Emily Passey

The Lawrence Postdoctoral Fellows program has gotten off to a steady start this term. Professor Peter Glick, director of the fellows program, and many of the faculty mentors involved, have many positive things to say about its success thus far.
The program was initiated in October 2004 by President Beck. Professors formed committees, deadlines were set, and by late winter applications were pouring in. The committee initially thought they may find only three or four eligible candidates, but in the end asked eight postdoctorals to join the program. Those eight accepted, signaling initial success on the part of the Lawrence faculty.
Despite its hurried creation, the program was well thought out in all aspects, including studying its success. The program’s initiatives are documented on the Lawrence website.
The fellows committee set out a series of goals which they wanted the program to meet and – as far as professor Glick can see – these are being met. He stresses that extensive research is being done and a complete evaluation of the program’s success will be ready in the spring.
The main objective of the fellows program is to amp up Lawrence’s fresh and intellectually vibrant learning environment by bringing in “renewing” ideas. Glick notes that postdocs – straight out of graduate school – are familiar with the newest technologies and ideas and bring insight not only to teachers who are further from graduate school but to students who are preparing to go. It is what Glick calls a “win-win-win-win” situation for faculty, students, the fellows, and the name of Lawrence University. Many of the professors involved agree heartily with Glick’s sentiments.
Though they are “freshmen” at Lawrence, the fellows are already making themselves known in the community. There have been – and will be – performances and science hall colloquia given by or with the help of fellows. They are mentoring student research groups when not teaching in the classroom. In physics, Professor Matt Stoneking is excited to have a research partner in plasma physics. “More work will get done and I will have more fun doing it,” he says. For most professors, especially in the sciences, the fellows are collaborators and assistants as well as colleagues. And because Lawrence is such a small school, this is an opportunity that did not exist to this extent before.
As for the fellows themselves, their experience in the program thus far seems to be a good one. Philosophy fellow Jennifer Keefe has positive remarks about being at Lawrence, “Everyone is friendly and I think there is a relaxed and industrious atmosphere here,” she says.
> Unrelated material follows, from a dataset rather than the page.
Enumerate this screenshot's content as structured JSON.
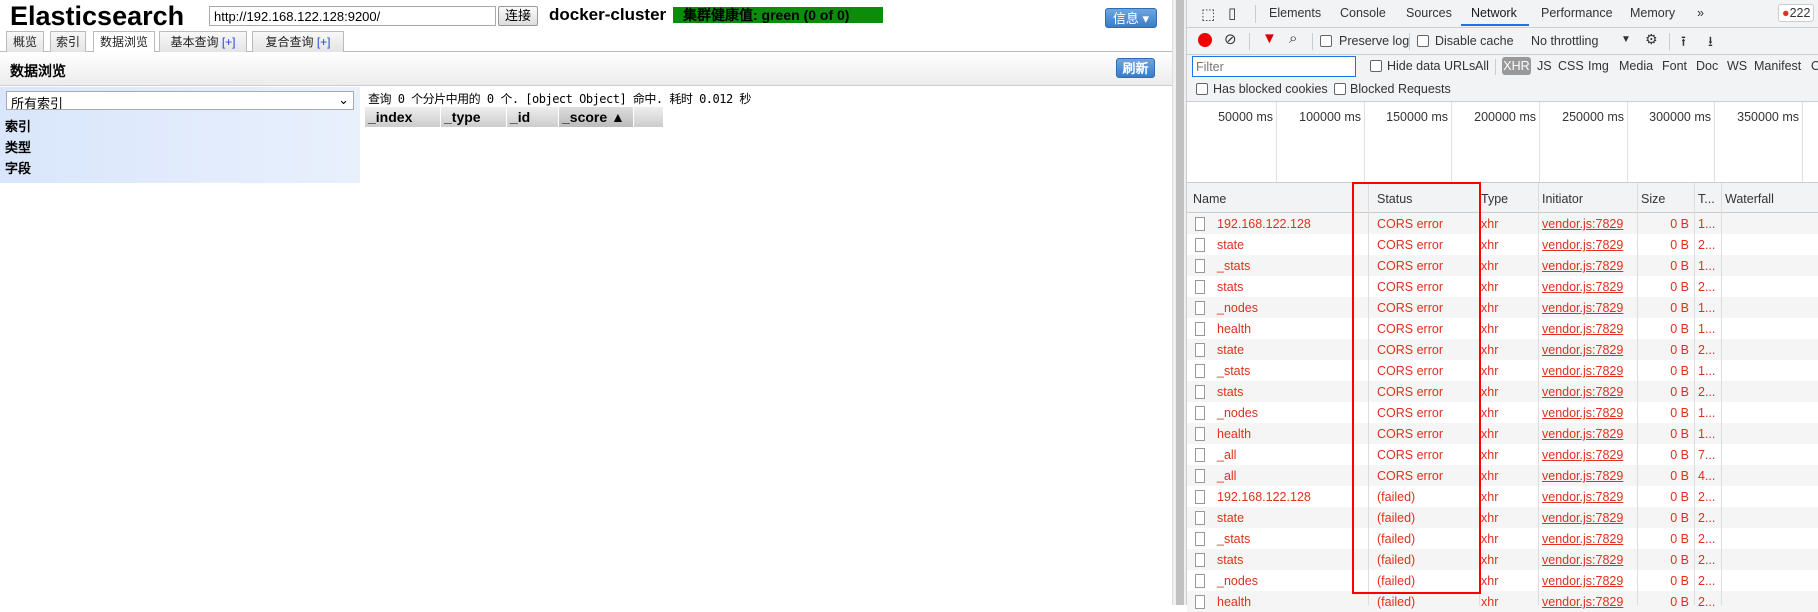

David Sunderlin, the fellow in geology, notes of the Lawrence students, “I can’t tell you how many times I have stayed in Youngchild later than I thought I would so that I could try to research a spectacularly phrased and insightful question from a student that day. Once a question like that is posed and deliciously interesting, it is hard to get it out of your mind.”
Professor Glick believes that the program has done well thus far. Their mentors agree with Glick. Professor Gene Biringer is the faculty mentor to Jennifer Fitzgerald in music composition and says, “The fellows committee has done an outstanding job in developing the program in less than one year.” In philosophy, Professor Tom Ryckman says that Jennifer Keefe is a “nice fit” and that the program “is enhancing the academic environment at Lawrence.” Theatre professor Kathy Privatt is a “huge fan” of the program. Professor Marcia Bjornerud, geology, notes that paleobiology, Sunderlin’s expertise, has been exciting for students in biology and geology. From all angles, the program seems to be succeeding and meeting its goals.
Who can say what is to come of Lawrence’s innovative program in future years? More advertising is being done this year and Glick hopes that the data collected and analyzed over next summer may be able to serve as a guideline for other universities. Lawrence’s program is comparable to the Mellon scholar program at other small institutions, but because our fellows program is being studied and directed solely by Lawrence, it is a little different and quite impressive for a school of Lawrence’s size and locale.